- Relief printing
- Intaglio and planographic printing
- Color printing
- Bits and pieces
- Early photography in silver
- Non-silver processes
- Modern photography
- Color notes
- Color photography
- Photography in ink: relief and intaglio printing
- Photography in ink: planographic printing
- Digital processes
- Where do we go from here?
Daguerreotype. Photographer unknown. Portrait of a young man. c. 1860. 3 1/4 x 2 3/4" (8.3 x 7 cm). The Museum of Modern Art, New York. Gift of Richard Benson.

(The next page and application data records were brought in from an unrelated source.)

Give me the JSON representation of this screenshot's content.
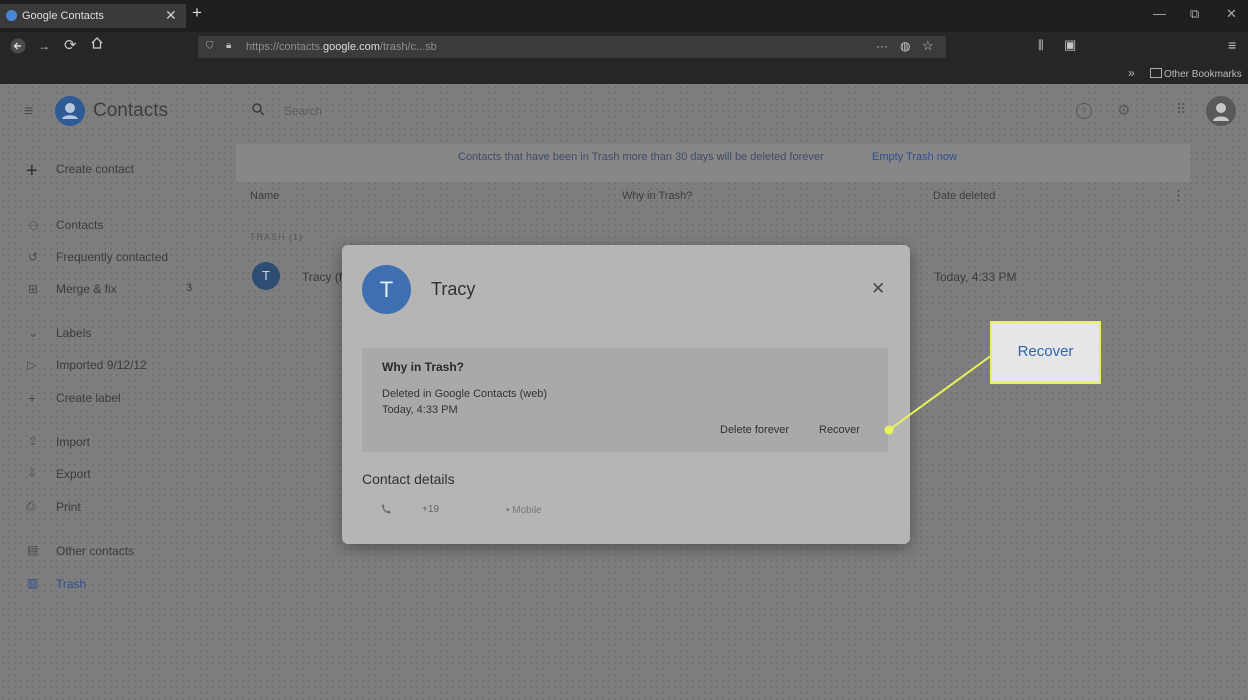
{
  "browser": {
    "tab_title": "Google Contacts",
    "tab_close": "✕",
    "new_tab": "+",
    "window_controls": [
      "—",
      "⧉",
      "✕"
    ],
    "url_prefix": "https://contacts.",
    "url_domain": "google.com",
    "url_path": "/trash/c...sb",
    "url_actions": "···",
    "bookmarks_chevron": "»",
    "bookmarks_other": "Other Bookmarks"
  },
  "app": {
    "title": "Contacts",
    "search_placeholder": "Search",
    "header_icons": [
      "help-icon",
      "settings-icon",
      "apps-icon",
      "account-avatar"
    ]
  },
  "sidebar": {
    "create_contact": "Create contact",
    "items": [
      {
        "label": "Contacts",
        "icon": "person-icon"
      },
      {
        "label": "Frequently contacted",
        "icon": "history-icon"
      },
      {
        "label": "Merge & fix",
        "icon": "merge-icon",
        "badge": "3"
      },
      {
        "label": "Labels",
        "icon": "chevron-down-icon"
      },
      {
        "label": "Imported 9/12/12",
        "icon": "label-icon"
      },
      {
        "label": "Create label",
        "icon": "plus-icon"
      },
      {
        "label": "Import",
        "icon": "upload-icon"
      },
      {
        "label": "Export",
        "icon": "download-icon"
      },
      {
        "label": "Print",
        "icon": "print-icon"
      },
      {
        "label": "Other contacts",
        "icon": "contacts-icon"
      },
      {
        "label": "Trash",
        "icon": "trash-icon"
      }
    ]
  },
  "trash_page": {
    "banner_text": "Contacts that have been in Trash more than 30 days will be deleted forever",
    "banner_action": "Empty Trash now",
    "columns": [
      "Name",
      "Why in Trash?",
      "Date deleted"
    ],
    "more_icon": "⋮",
    "section_label": "TRASH (1)",
    "row": {
      "initial": "T",
      "name": "Tracy (f",
      "date": "Today, 4:33 PM"
    }
  },
  "dialog": {
    "initial": "T",
    "name": "Tracy",
    "close": "✕",
    "why_title": "Why in Trash?",
    "reason": "Deleted in Google Contacts (web)",
    "date": "Today, 4:33 PM",
    "delete_forever": "Delete forever",
    "recover": "Recover",
    "contact_details_title": "Contact details",
    "phone_number": "+19",
    "phone_label": "• Mobile"
  },
  "callout": {
    "label": "Recover",
    "border_color": "#e8f25a",
    "text_color": "#2a65b8"
  }
}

All photographic capture methods from 1840 until the development of digital technology depended upon the sensitivity of silver compounds to light. By photographic “capture” I mean the generation of specifically lens-based images. Through the balance of the nineteenth century, many processes evolved for photographic printing, a number of them using not silver but other compounds responsive to the high levels of illumination that could be used to print photographic negatives by contact. But only silver salts were sensitive enough to record the relatively weak light that could pass through an image-forming lens. Joseph Nicéphore Niépce’s invention—a method of hardening asphaltum by exposure to light—came first, but it turned out to be a complete dead end for photography per se; it was too insensitive for use in a camera.
Daguerreotype. Photographer unknown. Sarah Anna Chace Greene and Her Children. c. 1850. 3 5/8 x 4 1/4" (9.2 x 10.8 cm). The Museum of Modern Art, New York. Gift of Richard Benson

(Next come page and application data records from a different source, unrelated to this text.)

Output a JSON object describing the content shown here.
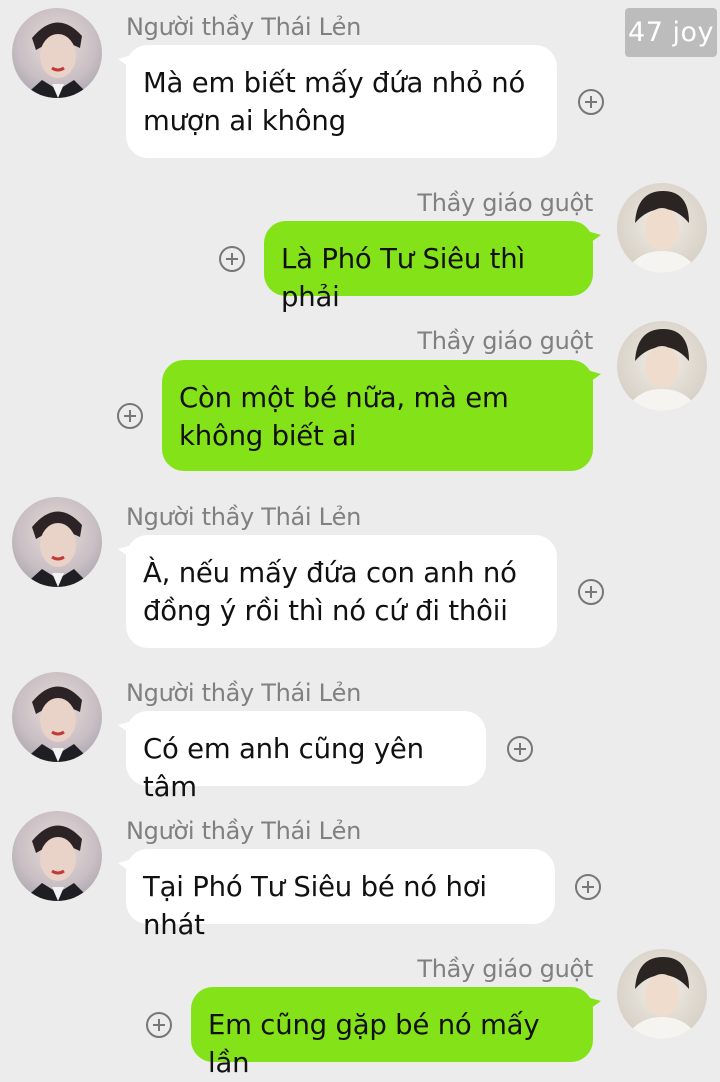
{
  "watermark": "47 joy",
  "participants": {
    "left_name": "Người thầy Thái Lẻn",
    "right_name": "Thầy giáo guột"
  },
  "messages": [
    {
      "sender": "Người thầy Thái Lẻn",
      "side": "left",
      "text": "Mà em biết mấy đứa nhỏ nó\nmượn ai không"
    },
    {
      "sender": "Thầy giáo guột",
      "side": "right",
      "text": "Là Phó Tư Siêu thì phải"
    },
    {
      "sender": "Thầy giáo guột",
      "side": "right",
      "text": "Còn một bé nữa, mà em\nkhông biết ai"
    },
    {
      "sender": "Người thầy Thái Lẻn",
      "side": "left",
      "text": "À, nếu mấy đứa con anh nó\nđồng ý rồi thì nó cứ đi thôii"
    },
    {
      "sender": "Người thầy Thái Lẻn",
      "side": "left",
      "text": "Có em anh cũng yên tâm"
    },
    {
      "sender": "Người thầy Thái Lẻn",
      "side": "left",
      "text": "Tại Phó Tư Siêu bé nó hơi nhát"
    },
    {
      "sender": "Thầy giáo guột",
      "side": "right",
      "text": "Em cũng gặp bé nó mấy lần"
    }
  ],
  "icons": {
    "avatar_left": "avatar-man-dark-suit-icon",
    "avatar_right": "avatar-young-man-icon",
    "react": "add-reaction-icon"
  },
  "colors": {
    "background": "#ececec",
    "incoming_bubble": "#ffffff",
    "outgoing_bubble": "#84e219",
    "name_text": "#808080"
  }
}
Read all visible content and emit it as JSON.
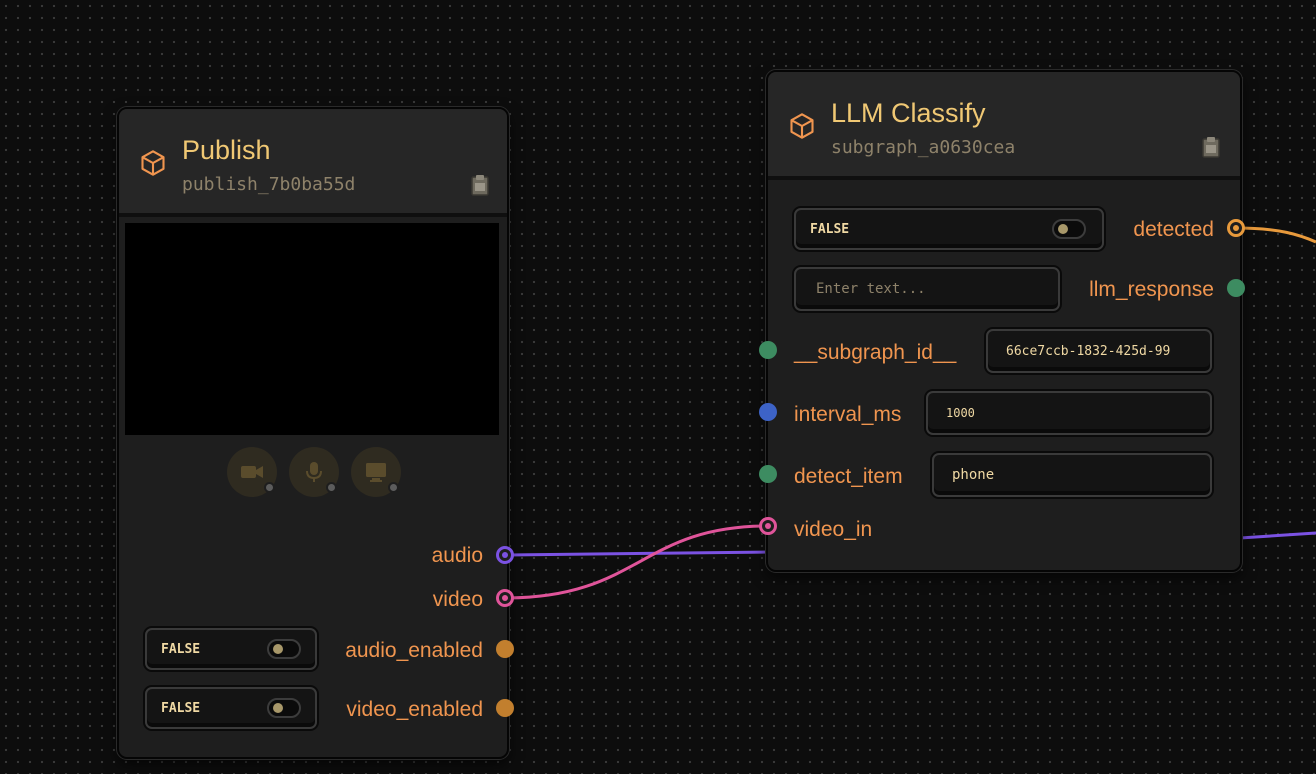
{
  "colors": {
    "audio_wire": "#7b52e3",
    "video_wire": "#e0549a",
    "bool_port": "#c27f2e",
    "text_port": "#3d8c61",
    "number_port": "#3d63c7",
    "label": "#f0954f",
    "title": "#f0c874"
  },
  "publish_node": {
    "title": "Publish",
    "id": "publish_7b0ba55d",
    "icon": "cube-icon",
    "media_buttons": [
      {
        "name": "camera-icon"
      },
      {
        "name": "microphone-icon"
      },
      {
        "name": "screen-share-icon"
      }
    ],
    "outputs": {
      "audio": "audio",
      "video": "video",
      "audio_enabled": "audio_enabled",
      "video_enabled": "video_enabled"
    },
    "audio_enabled_toggle": "FALSE",
    "video_enabled_toggle": "FALSE"
  },
  "llm_node": {
    "title": "LLM Classify",
    "id": "subgraph_a0630cea",
    "icon": "cube-icon",
    "detected_toggle": "FALSE",
    "outputs": {
      "detected": "detected",
      "llm_response": "llm_response"
    },
    "llm_response_placeholder": "Enter text...",
    "inputs": {
      "subgraph_id": "__subgraph_id__",
      "interval_ms": "interval_ms",
      "detect_item": "detect_item",
      "video_in": "video_in"
    },
    "values": {
      "subgraph_id": "66ce7ccb-1832-425d-99",
      "interval_ms": "1000",
      "detect_item": "phone"
    }
  }
}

Silver dominated photography for a century and a half, and from the start it exhibited two completely different ways of making images. The first method in which a silver compound darkens directly as it is exposed is referred to as “printing out” and was essential to the earliest paper processes. The second, which uses the ability of some silver compounds to hold a latent image, invisible yet developable was the basis of the daguerreotype and of all of the glass and film processes that followed. It is of the utmost importance to recognize this miracle of some silver compounds that they not only respond to light in a manner that can be made permanent, but do so in two radically different ways.
Daguerreotypes were made by silver-plating a sheet of copper, then treating it with an iodine compound to produce a coating of light-sensitive silver iodide. After exposure the plate was subjected to mercury vapor, which condensed onto the latent image, most thickly where the light had been brightest. When the silver areas in a daguerreotype reflect a dark ground, the mercury appears as diffuse white, producing a positive image. After the formation of the mercury image, the plate was “fixed” with sodium thiosulfate, which photographers nicknamed “hypo.” As a final step the pictures were toned with gold, which stabilized them and made the image more robust. Since the metal support did not absorb these destructive fixatives, the daguerreotype avoided the fading that has always plagued paper photography, but all daguerreotypes had to be sealed to prevent tarnishing of the silver coating upon which the mercury image rests. The small frames, glass covers, and cases in which daguerreotypes live add a whole layer of physical protection.